I was over at Mom and Dad's yesterday when their paper came and I saw an article on the front page that cought my eye. It had this great old picture of people in front of this beautiful old house. Of course, this is right up my ally so I had to read and see what was up. (the picture is below, courtesy of Messenger Post Newspapers).
The article was about, in short, a house built in 1810 that had just been knocked down to make room for condos or some such thing. Here are links to the two articles:
Two Centuries: The story of Lincoln Hill
Lincoln Hill Inn Demolished
This piece of history - gone. What is going on with people and towns throwing away their heritage? What kind of place or person are you without your history? So many stories and artifacts and things to learn gone because of a mix of factors. Selling of property, no decendants, money hungry developers - until they do another story we will not know the full story, but I can say this: it really is a sad day when people favor making another million over their past. What is a price for your past? How much are you willing to throw away?
Do not get me started on development. I have seen way too many nice corn fields, old barns and homes, and cow pastures turned into tracts of modern houses - cheaply made, over priced eyesores that are so close together you can stand between two and touch both. Developers take over land and squeeze as much money as they can out by exploiting every resource on it. Then they build and build until it is full, and then move on to the next place. Money, money, money.

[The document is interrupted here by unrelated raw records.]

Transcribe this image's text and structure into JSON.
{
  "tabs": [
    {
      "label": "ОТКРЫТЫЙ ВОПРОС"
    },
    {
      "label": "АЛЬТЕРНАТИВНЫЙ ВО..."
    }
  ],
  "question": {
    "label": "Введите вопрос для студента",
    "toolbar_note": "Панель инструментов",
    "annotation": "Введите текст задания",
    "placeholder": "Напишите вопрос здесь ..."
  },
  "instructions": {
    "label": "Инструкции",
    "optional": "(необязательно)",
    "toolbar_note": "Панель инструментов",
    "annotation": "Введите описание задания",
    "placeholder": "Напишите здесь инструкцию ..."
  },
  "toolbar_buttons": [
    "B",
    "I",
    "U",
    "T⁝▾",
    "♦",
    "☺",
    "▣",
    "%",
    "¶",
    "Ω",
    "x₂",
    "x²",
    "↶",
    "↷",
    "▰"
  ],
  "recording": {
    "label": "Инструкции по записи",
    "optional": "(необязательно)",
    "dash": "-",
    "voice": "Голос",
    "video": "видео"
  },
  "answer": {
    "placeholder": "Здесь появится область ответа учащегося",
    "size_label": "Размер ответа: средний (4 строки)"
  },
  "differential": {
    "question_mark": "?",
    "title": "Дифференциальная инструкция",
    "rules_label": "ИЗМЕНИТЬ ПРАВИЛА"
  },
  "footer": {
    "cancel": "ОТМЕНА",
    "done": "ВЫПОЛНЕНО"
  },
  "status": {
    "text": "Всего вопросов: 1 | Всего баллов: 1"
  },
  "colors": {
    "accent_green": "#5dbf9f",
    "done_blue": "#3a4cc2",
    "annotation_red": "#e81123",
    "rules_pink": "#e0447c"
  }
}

It is all so very sad to me. Even in my own tiny home town, there has been so much done. The oldest and most historic barn in town looks like it is being allowed to rot into the ground. A resturant that had been in business since before WWII was bought by a crook who burned it down for insurnace money and fled the country. This same crook killed a herd of Buffalo by denying them water during a heat wave in July. what s left of the building sits now, empty and unmaintained and the buffalo pasture is stark and empty except for the occasional cow allowed to graze there.

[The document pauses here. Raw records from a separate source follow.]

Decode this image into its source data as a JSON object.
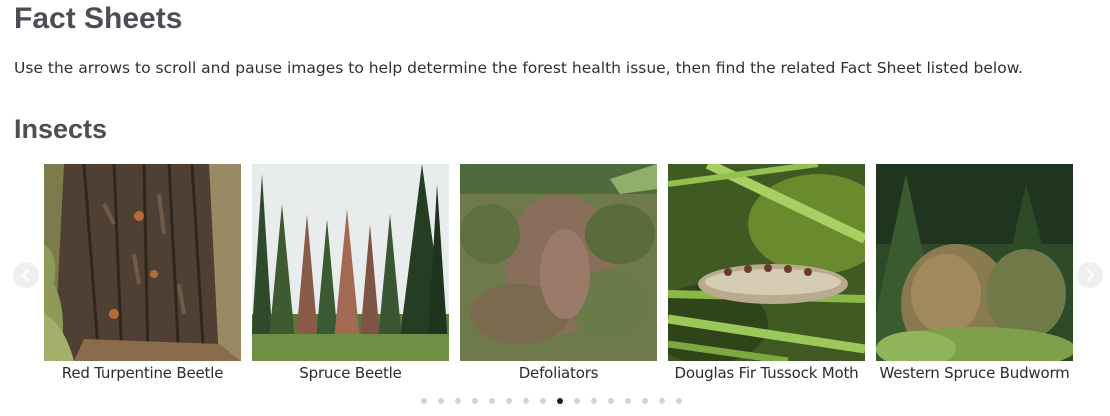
{
  "page": {
    "title": "Fact Sheets",
    "intro": "Use the arrows to scroll and pause images to help determine the forest health issue, then find the related Fact Sheet listed below."
  },
  "section": {
    "title": "Insects"
  },
  "carousel": {
    "slides": [
      {
        "caption": "Red Turpentine Beetle",
        "image": "tree-bark-photo"
      },
      {
        "caption": "Spruce Beetle",
        "image": "spruce-forest-photo"
      },
      {
        "caption": "Defoliators",
        "image": "aerial-forest-photo"
      },
      {
        "caption": "Douglas Fir Tussock Moth",
        "image": "caterpillar-photo"
      },
      {
        "caption": "Western Spruce Budworm",
        "image": "spruce-branches-photo"
      }
    ],
    "prev_icon": "chevron-left-circle-icon",
    "next_icon": "chevron-right-circle-icon",
    "dot_count": 16,
    "active_dot": 8
  },
  "colors": {
    "heading": "#4b4e54",
    "text": "#2e3034",
    "dot_inactive": "#d3d3d3",
    "dot_active": "#1a1a1a",
    "arrow_bg": "#efefef"
  }
}
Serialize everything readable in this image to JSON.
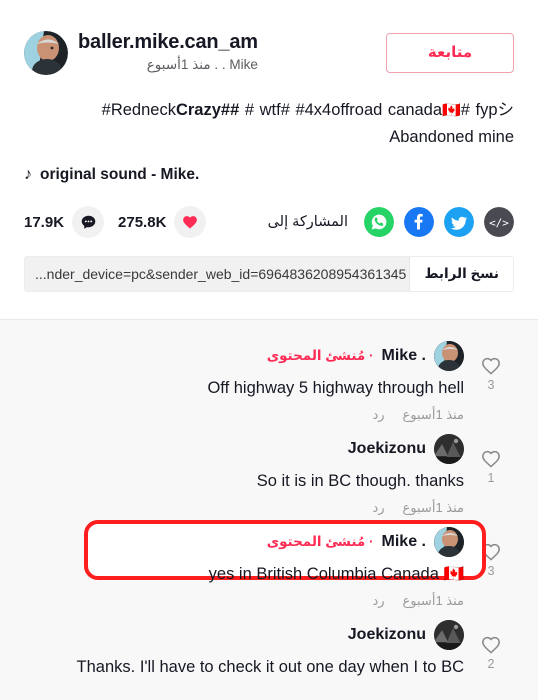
{
  "profile": {
    "follow_label": "متابعة",
    "username": "baller.mike.can_am",
    "subtitle": "Mike . . منذ 1أسبوع",
    "avatar_name": "profile-avatar"
  },
  "post": {
    "caption_line1_prefix": "Redneck",
    "caption_line1_bold": "Crazy##",
    "caption_line1_rest": " # wtf# #4x4offroad canada",
    "caption_flag": "🇨🇦",
    "caption_line1_tail": "# fypシ#",
    "caption_line2": "Abandoned mine",
    "music_text": ".original sound - Mike",
    "music_icon": "music-note-icon"
  },
  "share": {
    "label": "المشاركة إلى",
    "icons": [
      {
        "name": "embed-icon",
        "glyph": "</>",
        "color": "#4a4a52"
      },
      {
        "name": "twitter-icon",
        "glyph": "",
        "color": "#1da1f2"
      },
      {
        "name": "facebook-icon",
        "glyph": "",
        "color": "#1877f2"
      },
      {
        "name": "whatsapp-icon",
        "glyph": "",
        "color": "#25d366"
      }
    ]
  },
  "stats": {
    "comments_count": "17.9K",
    "likes_count": "275.8K",
    "comment_icon": "comment-bubble-icon",
    "like_icon": "heart-icon",
    "heart_color": "#fe2c55"
  },
  "link": {
    "copy_label": "نسخ الرابط",
    "url": "...nder_device=pc&sender_web_id=6964836208954361345"
  },
  "comments": [
    {
      "name": "Mike .",
      "badge": "مُنشئ المحتوى",
      "text": "Off highway 5 highway through hell",
      "time": "منذ 1أسبوع",
      "reply": "رد",
      "likes": "3",
      "avatar": "mike-avatar",
      "highlighted": false
    },
    {
      "name": "Joekizonu",
      "badge": "",
      "text": "So it is in BC though. thanks",
      "time": "منذ 1أسبوع",
      "reply": "رد",
      "likes": "1",
      "avatar": "joekizonu-avatar",
      "highlighted": false
    },
    {
      "name": "Mike .",
      "badge": "مُنشئ المحتوى",
      "text": "yes in British Columbia Canada 🇨🇦",
      "time": "منذ 1أسبوع",
      "reply": "رد",
      "likes": "3",
      "avatar": "mike-avatar",
      "highlighted": true
    },
    {
      "name": "Joekizonu",
      "badge": "",
      "text": "Thanks. I'll have to check it out one day when I to BC",
      "time": "",
      "reply": "",
      "likes": "2",
      "avatar": "joekizonu-avatar",
      "highlighted": false
    }
  ],
  "colors": {
    "accent": "#fe2c55",
    "highlight_box": "#ff1d1d",
    "comments_bg": "#f8f8f8"
  }
}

Landmarks and memories and history - all gone.
I will follow this story on Lincoln Hill and let you know what happens next.

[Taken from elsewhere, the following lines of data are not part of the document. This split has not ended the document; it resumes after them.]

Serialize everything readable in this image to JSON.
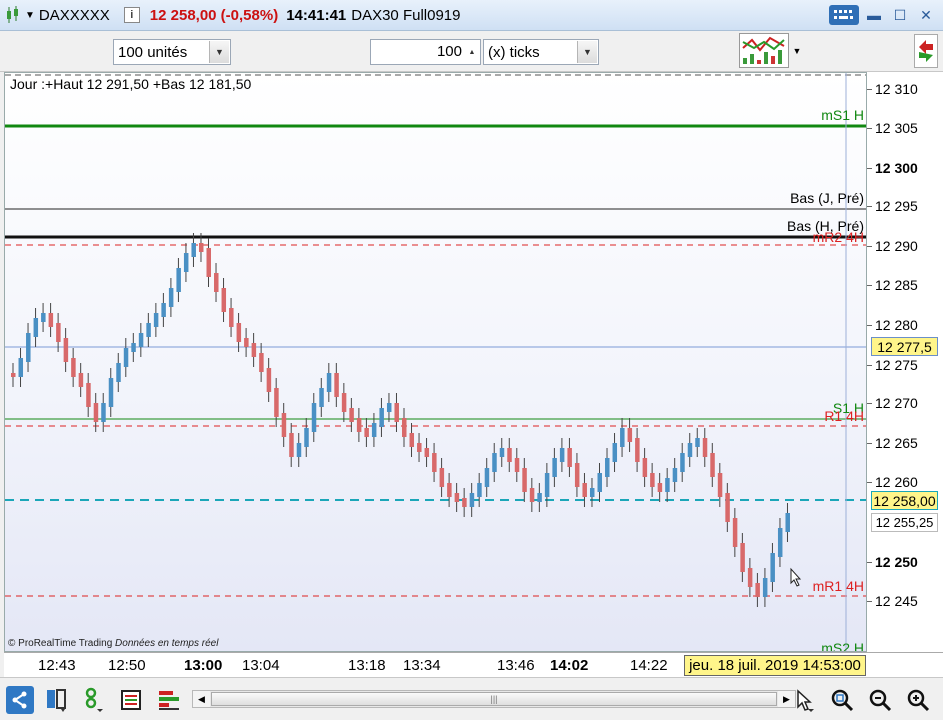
{
  "title_bar": {
    "symbol": "DAXXXXX",
    "info_label": "i",
    "price_change": "12 258,00 (-0,58%)",
    "time": "14:41:41",
    "contract": "DAX30 Full0919",
    "icons": [
      "candlestick-icon",
      "keyboard-icon",
      "minimize-icon",
      "maximize-icon",
      "close-icon"
    ]
  },
  "toolbar": {
    "units_select": "100 unités",
    "ticks_value": "100",
    "ticks_select": "(x) ticks"
  },
  "chart": {
    "caption": "Jour :+Haut 12 291,50 +Bas 12 181,50",
    "watermark_brand": "© ProRealTime Trading",
    "watermark_note": "Données en temps réel",
    "levels": {
      "ms1h": "mS1 H",
      "bas_j_pre": "Bas (J, Pré)",
      "bas_h_pre": "Bas (H, Pré)",
      "mr2_4h": "mR2 4H",
      "s1_h": "S1 H",
      "r1_4h": "R1 4H",
      "mr1_4h": "mR1 4H",
      "ms2_h": "mS2 H"
    },
    "colors": {
      "up": "#4a90c4",
      "down": "#d8696a",
      "support": "#118811",
      "resistance": "#dd2222",
      "price": "#1aa6b8"
    }
  },
  "y_axis": {
    "ticks": [
      {
        "label": "12 310",
        "bold": false
      },
      {
        "label": "12 305",
        "bold": false
      },
      {
        "label": "12 300",
        "bold": true
      },
      {
        "label": "12 295",
        "bold": false
      },
      {
        "label": "12 290",
        "bold": false
      },
      {
        "label": "12 285",
        "bold": false
      },
      {
        "label": "12 280",
        "bold": false
      },
      {
        "label": "12 275",
        "bold": false
      },
      {
        "label": "12 270",
        "bold": false
      },
      {
        "label": "12 265",
        "bold": false
      },
      {
        "label": "12 260",
        "bold": false
      },
      {
        "label": "12 250",
        "bold": true
      },
      {
        "label": "12 245",
        "bold": false
      }
    ],
    "crosshair_price": "12 277,5",
    "last_price": "12 258,00",
    "price_marker": "12 255,25"
  },
  "x_axis": {
    "ticks": [
      {
        "label": "12:43",
        "bold": false
      },
      {
        "label": "12:50",
        "bold": false
      },
      {
        "label": "13:00",
        "bold": true
      },
      {
        "label": "13:04",
        "bold": false
      },
      {
        "label": "13:18",
        "bold": false
      },
      {
        "label": "13:34",
        "bold": false
      },
      {
        "label": "13:46",
        "bold": false
      },
      {
        "label": "14:02",
        "bold": true
      },
      {
        "label": "14:22",
        "bold": false
      }
    ],
    "date_label": "jeu. 18 juil. 2019 14:53:00"
  },
  "bottom_bar": {
    "icons": [
      "share-icon",
      "layout-icon",
      "drawing-tools-icon",
      "list-icon",
      "bars-icon",
      "cursor-tool-icon",
      "zoom-fit-icon",
      "zoom-out-icon",
      "zoom-in-icon"
    ],
    "scroll_thumb": "|||"
  }
}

Nothing is more important than history. Its lessons are invaluable. Old homes, old buildings, old people - all the stories and lessons and ideas that we could all do well to listen to.